--- DATA ---
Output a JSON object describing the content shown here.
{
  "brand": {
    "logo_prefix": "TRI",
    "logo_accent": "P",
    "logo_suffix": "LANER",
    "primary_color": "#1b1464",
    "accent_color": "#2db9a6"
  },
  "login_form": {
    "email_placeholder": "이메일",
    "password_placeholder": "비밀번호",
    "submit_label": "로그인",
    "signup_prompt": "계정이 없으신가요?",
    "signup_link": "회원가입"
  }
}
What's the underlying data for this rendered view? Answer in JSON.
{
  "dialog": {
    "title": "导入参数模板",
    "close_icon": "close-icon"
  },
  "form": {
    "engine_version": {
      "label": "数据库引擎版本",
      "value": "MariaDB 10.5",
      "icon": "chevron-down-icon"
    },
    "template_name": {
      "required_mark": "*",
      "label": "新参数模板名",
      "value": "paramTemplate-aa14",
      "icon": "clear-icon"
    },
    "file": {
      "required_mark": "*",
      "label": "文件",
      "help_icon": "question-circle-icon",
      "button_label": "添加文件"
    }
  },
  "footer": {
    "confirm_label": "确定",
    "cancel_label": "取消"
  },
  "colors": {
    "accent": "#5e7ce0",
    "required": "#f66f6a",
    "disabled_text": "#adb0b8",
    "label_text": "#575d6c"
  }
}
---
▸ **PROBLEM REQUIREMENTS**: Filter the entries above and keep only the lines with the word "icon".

▸ **YOUR SOLUTION**:
    "close_icon": "close-icon"
      "icon": "chevron-down-icon"
      "icon": "clear-icon"
      "help_icon": "question-circle-icon",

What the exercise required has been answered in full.